### [WHAT YOU NEED TO DO]
Please set down the records below exactly as they appear.

### [GIVEN RECORDS]
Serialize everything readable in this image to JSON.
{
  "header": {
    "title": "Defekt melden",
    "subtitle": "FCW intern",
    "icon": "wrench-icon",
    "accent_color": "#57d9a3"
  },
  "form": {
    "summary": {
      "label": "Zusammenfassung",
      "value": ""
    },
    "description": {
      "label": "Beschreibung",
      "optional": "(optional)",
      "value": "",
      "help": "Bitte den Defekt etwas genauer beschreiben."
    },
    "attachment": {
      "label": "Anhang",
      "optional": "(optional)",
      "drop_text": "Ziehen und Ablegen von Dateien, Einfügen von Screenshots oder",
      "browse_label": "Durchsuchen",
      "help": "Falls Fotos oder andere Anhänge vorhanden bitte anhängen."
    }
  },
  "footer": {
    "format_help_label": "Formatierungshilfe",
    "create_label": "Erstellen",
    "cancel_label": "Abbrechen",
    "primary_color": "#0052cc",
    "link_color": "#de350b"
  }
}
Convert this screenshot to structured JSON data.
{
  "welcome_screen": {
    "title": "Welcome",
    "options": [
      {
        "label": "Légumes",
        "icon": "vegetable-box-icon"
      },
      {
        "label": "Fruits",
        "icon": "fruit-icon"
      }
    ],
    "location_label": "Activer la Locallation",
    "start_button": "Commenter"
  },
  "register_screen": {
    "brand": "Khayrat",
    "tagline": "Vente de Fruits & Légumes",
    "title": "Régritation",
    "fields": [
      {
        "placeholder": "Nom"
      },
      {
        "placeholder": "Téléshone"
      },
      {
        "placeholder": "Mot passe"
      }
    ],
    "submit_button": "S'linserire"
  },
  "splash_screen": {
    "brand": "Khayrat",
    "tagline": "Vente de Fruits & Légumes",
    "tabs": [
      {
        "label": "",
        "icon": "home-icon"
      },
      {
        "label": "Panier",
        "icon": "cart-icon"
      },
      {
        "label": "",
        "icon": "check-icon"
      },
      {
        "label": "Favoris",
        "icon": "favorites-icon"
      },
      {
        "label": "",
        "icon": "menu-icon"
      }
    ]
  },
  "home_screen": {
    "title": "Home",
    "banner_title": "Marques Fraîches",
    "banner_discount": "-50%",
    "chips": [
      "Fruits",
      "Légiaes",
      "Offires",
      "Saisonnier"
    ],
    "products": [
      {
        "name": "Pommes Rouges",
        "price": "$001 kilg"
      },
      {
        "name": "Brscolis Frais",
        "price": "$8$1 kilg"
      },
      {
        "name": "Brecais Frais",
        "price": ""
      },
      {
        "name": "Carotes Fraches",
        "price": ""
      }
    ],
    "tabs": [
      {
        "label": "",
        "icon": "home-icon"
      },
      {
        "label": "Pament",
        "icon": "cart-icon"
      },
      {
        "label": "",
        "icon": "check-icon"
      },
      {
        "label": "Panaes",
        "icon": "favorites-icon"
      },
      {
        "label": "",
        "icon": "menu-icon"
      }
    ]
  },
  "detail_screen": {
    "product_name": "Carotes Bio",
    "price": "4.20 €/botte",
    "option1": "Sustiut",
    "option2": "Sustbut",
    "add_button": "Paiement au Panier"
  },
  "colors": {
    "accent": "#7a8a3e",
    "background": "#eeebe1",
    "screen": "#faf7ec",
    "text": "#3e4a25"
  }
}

### [FINISHED TASK]
Serialize everything readable in this image to JSON.
{
  "header": {
    "title": "Defekt melden",
    "subtitle": "FCW intern",
    "icon": "wrench-icon",
    "accent_color": "#57d9a3"
  },
  "form": {
    "summary": {
      "label": "Zusammenfassung",
      "value": ""
    },
    "description": {
      "label": "Beschreibung",
      "optional": "(optional)",
      "value": "",
      "help": "Bitte den Defekt etwas genauer beschreiben."
    },
    "attachment": {
      "label": "Anhang",
      "optional": "(optional)",
      "drop_text": "Ziehen und Ablegen von Dateien, Einfügen von Screenshots oder",
      "browse_label": "Durchsuchen",
      "help": "Falls Fotos oder andere Anhänge vorhanden bitte anhängen."
    }
  },
  "footer": {
    "format_help_label": "Formatierungshilfe",
    "create_label": "Erstellen",
    "cancel_label": "Abbrechen",
    "primary_color": "#0052cc",
    "link_color": "#de350b"
  }
}
Convert this screenshot to structured JSON data.
{
  "welcome_screen": {
    "title": "Welcome",
    "options": [
      {
        "label": "Légumes",
        "icon": "vegetable-box-icon"
      },
      {
        "label": "Fruits",
        "icon": "fruit-icon"
      }
    ],
    "location_label": "Activer la Locallation",
    "start_button": "Commenter"
  },
  "register_screen": {
    "brand": "Khayrat",
    "tagline": "Vente de Fruits & Légumes",
    "title": "Régritation",
    "fields": [
      {
        "placeholder": "Nom"
      },
      {
        "placeholder": "Téléshone"
      },
      {
        "placeholder": "Mot passe"
      }
    ],
    "submit_button": "S'linserire"
  },
  "splash_screen": {
    "brand": "Khayrat",
    "tagline": "Vente de Fruits & Légumes",
    "tabs": [
      {
        "label": "",
        "icon": "home-icon"
      },
      {
        "label": "Panier",
        "icon": "cart-icon"
      },
      {
        "label": "",
        "icon": "check-icon"
      },
      {
        "label": "Favoris",
        "icon": "favorites-icon"
      },
      {
        "label": "",
        "icon": "menu-icon"
      }
    ]
  },
  "home_screen": {
    "title": "Home",
    "banner_title": "Marques Fraîches",
    "banner_discount": "-50%",
    "chips": [
      "Fruits",
      "Légiaes",
      "Offires",
      "Saisonnier"
    ],
    "products": [
      {
        "name": "Pommes Rouges",
        "price": "$001 kilg"
      },
      {
        "name": "Brscolis Frais",
        "price": "$8$1 kilg"
      },
      {
        "name": "Brecais Frais",
        "price": ""
      },
      {
        "name": "Carotes Fraches",
        "price": ""
      }
    ],
    "tabs": [
      {
        "label": "",
        "icon": "home-icon"
      },
      {
        "label": "Pament",
        "icon": "cart-icon"
      },
      {
        "label": "",
        "icon": "check-icon"
      },
      {
        "label": "Panaes",
        "icon": "favorites-icon"
      },
      {
        "label": "",
        "icon": "menu-icon"
      }
    ]
  },
  "detail_screen": {
    "product_name": "Carotes Bio",
    "price": "4.20 €/botte",
    "option1": "Sustiut",
    "option2": "Sustbut",
    "add_button": "Paiement au Panier"
  },
  "colors": {
    "accent": "#7a8a3e",
    "background": "#eeebe1",
    "screen": "#faf7ec",
    "text": "#3e4a25"
  }
}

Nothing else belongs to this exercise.